In one of the most comprehensive studies of its kind, Otago University researchers have found unexpected differences in health outcomes for babies born under the care of midwives compared with those looked after by doctors.
The study in a New Zealand context is important because of the central role midwives in the care of pregnant women and the delivery of their infants. New Zealand's maternity system is led by midwives, who replaced doctors as lead carers in 1990. The research is the first major safety review of the system since then.
The five-year study of more than 244,000 infants born between 2008 and 2012 found that mothers with medical-led care had babies with lower odds of adverse health outcomes at birth.
The peer-reviewed research found that babies whose mothers were in the care of doctors had 55 per cent lower odds of oxygen deprivation during delivery, 39 per cent lower odds of neonatal encephalopathy, which is associated with brain injury, and 48 per cent lower odds of poor health at birth.
The results are concerning and cry out for a response, which the Ministry of Health is undertaking. Pregnant women in this country need reassurance that the choice they
make in their maternity carer will not affect the health of their baby. Clearly the dominance of midwives in the New Zealand system means the ministry must quickly
find out whether things need to change.
One group has been quick to suggest where reform could start. The group Action to Improve Maternity, which says it has helped more than 700 families with babies damaged at birth, argues that newly-graduated midwives need closer supervision. There is no reason this suggestion should not be part of the ministry's review.
The ministry has described the findings as unexpected and suggests they
contradict international evidence. Be that as it may, the important next step is to determine as swiftly as possible whether there are measures which could lead to better outcomes for babies and their families. If these are identified, then they should be implemented as soon as possible.

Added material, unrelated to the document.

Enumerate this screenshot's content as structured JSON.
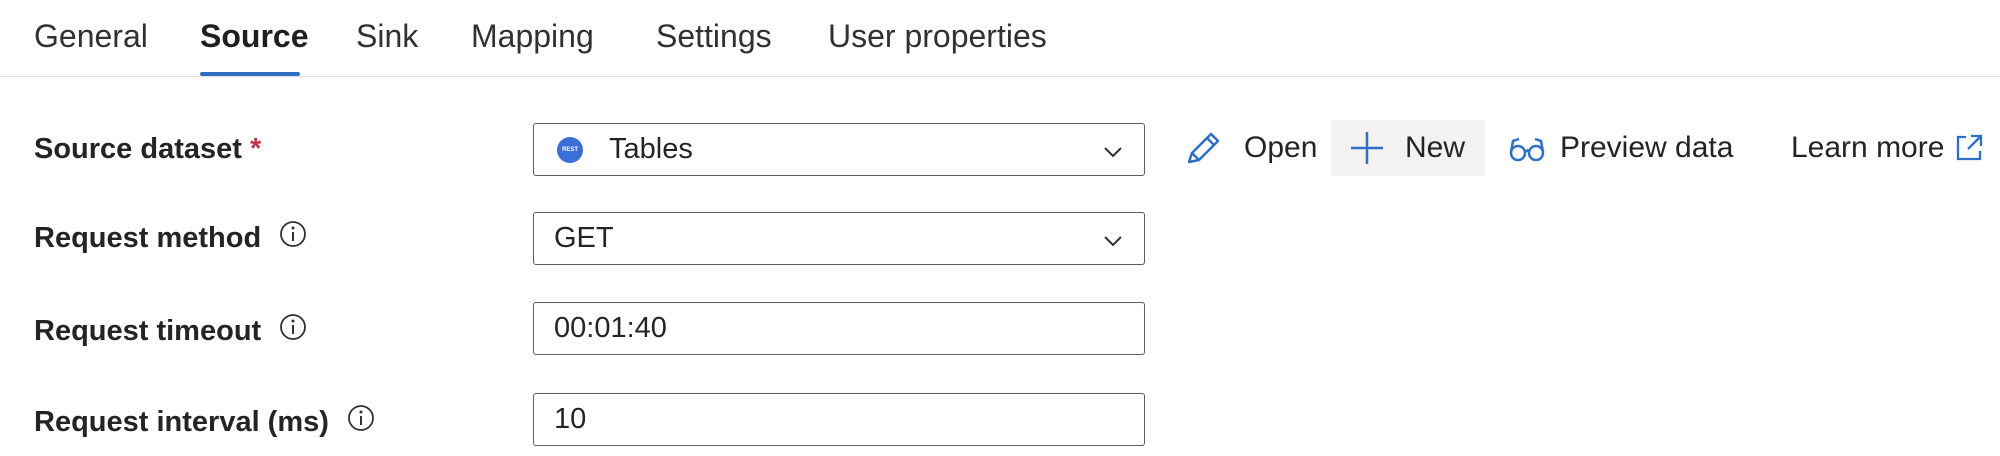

The midwife profession sometimes appears overly defensive in the face of criticism. The
immediate response of the College of Midwives on this occasion was to suggest the findings reflected a rich-poor divide in that outcomes for babies from deprived circumstances were worse that those in better-off environments.
The college argued that women under the care of midwives often had a number of risk factors associated with their pregnancy. These women were often in remote areas, were Maori or Pasifika, were younger, smoked, overweight and engaged late with their lead maternity carer.
But the study authors - one of them a former midwife - say their research accounted
for these factors. They argue the findings show the need for an investigation to discover the reasons for the apparent excess of adverse outcomes in midwife-led care.
The challenge for the profession is to accept this conclusion and work with all parties - the ministry, researchers and families - to ensure that all babies have the best possible start in life, regardless of who is on hand at their birth.